Hosted on Google App Engine, Dubroo uses the web application WebRTC technology (RTC stands for real-time communication) that enables people to talk to the browser and record their voices.
Kulkarni recalls the time of its inception when he toyed with dubbing simply for laughs along with his cousins Kiran Patil, 25, and Kishore Patil, 24, who are the co-founders of Dubroo.
“Originally, we had this fun idea that if we put our voice on a video, it could turn out funny,” Kulkarni recalls. “This way, we could take any video and create our own dubbed versions and spoofs.”
However, the eureka moment came when they heard Facebook founder Mark Zuckerberg’s speech in India where he stressed the importance of vernacular content.
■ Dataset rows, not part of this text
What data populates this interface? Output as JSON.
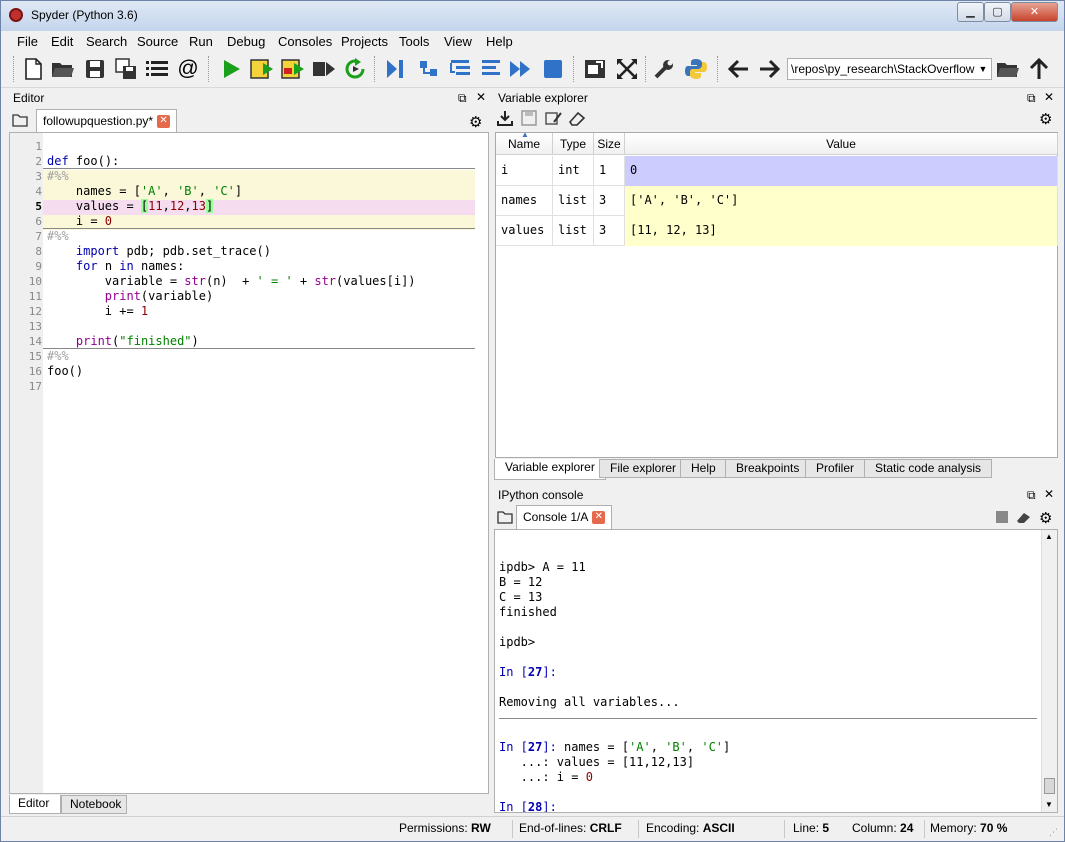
{
  "window": {
    "title": "Spyder (Python 3.6)",
    "min_glyph": "▁",
    "max_glyph": "▢",
    "close_glyph": "✕"
  },
  "menu": [
    "File",
    "Edit",
    "Search",
    "Source",
    "Run",
    "Debug",
    "Consoles",
    "Projects",
    "Tools",
    "View",
    "Help"
  ],
  "toolbar": {
    "path": "\\repos\\py_research\\StackOverflow"
  },
  "editor": {
    "title": "Editor",
    "tab": {
      "label": "followupquestion.py*",
      "close": "✕"
    },
    "line_numbers": [
      "1",
      "2",
      "3",
      "4",
      "5",
      "6",
      "7",
      "8",
      "9",
      "10",
      "11",
      "12",
      "13",
      "14",
      "15",
      "16",
      "17"
    ],
    "current_line": 5,
    "bottom_tabs": [
      "Editor",
      "Notebook"
    ]
  },
  "variable_explorer": {
    "title": "Variable explorer",
    "columns": [
      "Name",
      "Type",
      "Size",
      "Value"
    ],
    "rows": [
      {
        "name": "i",
        "type": "int",
        "size": "1",
        "value": "0",
        "color": "#ccccff"
      },
      {
        "name": "names",
        "type": "list",
        "size": "3",
        "value": "['A', 'B', 'C']",
        "color": "#ffffcc"
      },
      {
        "name": "values",
        "type": "list",
        "size": "3",
        "value": "[11, 12, 13]",
        "color": "#ffffcc"
      }
    ],
    "tabs": [
      "Variable explorer",
      "File explorer",
      "Help",
      "Breakpoints",
      "Profiler",
      "Static code analysis"
    ]
  },
  "console": {
    "title": "IPython console",
    "tab": {
      "label": "Console 1/A",
      "close": "✕"
    },
    "lines": {
      "l1": "ipdb> A = 11",
      "l2": "B = 12",
      "l3": "C = 13",
      "l4": "finished",
      "l5": "ipdb>",
      "l6_prompt": "In [",
      "l6_num": "27",
      "l6_end": "]:",
      "l7": "Removing all variables...",
      "l8_prompt": "In [",
      "l8_num": "27",
      "l8_end": "]:",
      "l8_code_a": " names = [",
      "l8_code_b": "'A'",
      "l8_code_c": ", ",
      "l8_code_d": "'B'",
      "l8_code_e": ", ",
      "l8_code_f": "'C'",
      "l8_code_g": "]",
      "l9": "   ...: values = [11,12,13]",
      "l10_a": "   ...: i = ",
      "l10_b": "0",
      "l11_prompt": "In [",
      "l11_num": "28",
      "l11_end": "]:"
    }
  },
  "status": {
    "permissions_label": "Permissions:",
    "permissions": "RW",
    "eol_label": "End-of-lines:",
    "eol": "CRLF",
    "encoding_label": "Encoding:",
    "encoding": "ASCII",
    "line_label": "Line:",
    "line": "5",
    "column_label": "Column:",
    "column": "24",
    "memory_label": "Memory:",
    "memory": "70 %"
  },
  "colors": {
    "accent": "#3b6fc0",
    "cell_bg": "#fbf7d9",
    "current_line": "#f6dcef",
    "matched_bracket": "#99ff99"
  }
}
The cousins realized that their idea could help others and so Dubroo was born to eliminate the language barrier in learning.
It took an even more serious turn when Kiran Patil, the main brain behind the start-up, gave up his job with Senseforth Technologies, which was also a start-up for computational linguistics, to dedicate quality time to shape up Dubroo.
Because it was a mammoth task to create a bank of videos in many languages, the cousins decided it should be opened up to everybody. It would be easily crowdsourced because educated Indians know English and in addition, one or two other Indian languages.
“If this idea rings a bell with people, it would be good. Money is not the only factor. It will help because research shows that bilingual education is better,” says Kulkarni, who hooks up online with his cousins every evening as they live in Bengaluru and he, in Navi Mumbai.
Last Wednesday, Dubroo won the Manthan Award in the e-localization category, which would mean a better exposure in the world of start-ups and the hope for more funds.
This isn’t the first time Kulkarni has invented a useful concept. Some time ago, he invented LEBTOP (Learn English By Talking On Phone) to help students who were not so confident about their English-speaking ability. LEBTOP, which worked on a toll-free number for which Kulkarni had to pay, won the World Summit Youth Award in Montreal, Canada, but could not be sustained because low-cost, Internet-based solutions for such toll-free operations are not legal in India.
So, the cousins now apply their minds to make the Dubroo model financially sustainable. So far, Dubroo has cost under Rs.1 lakh, all self-funded. Web hosting cost Rs.10,000 and Rs.80,000 was spent when Kiran Patil left his job and had to buy a laptop.
While they haven’t approached any venture capital firms or angel investors, they have been participating in competitions for start-ups for recognition and funds. More than that, it helps them meet like-minded people.
Mint has a strategic partnership with Digital Empowerment Foundation, which hosts the Manthan and mBillionth awards.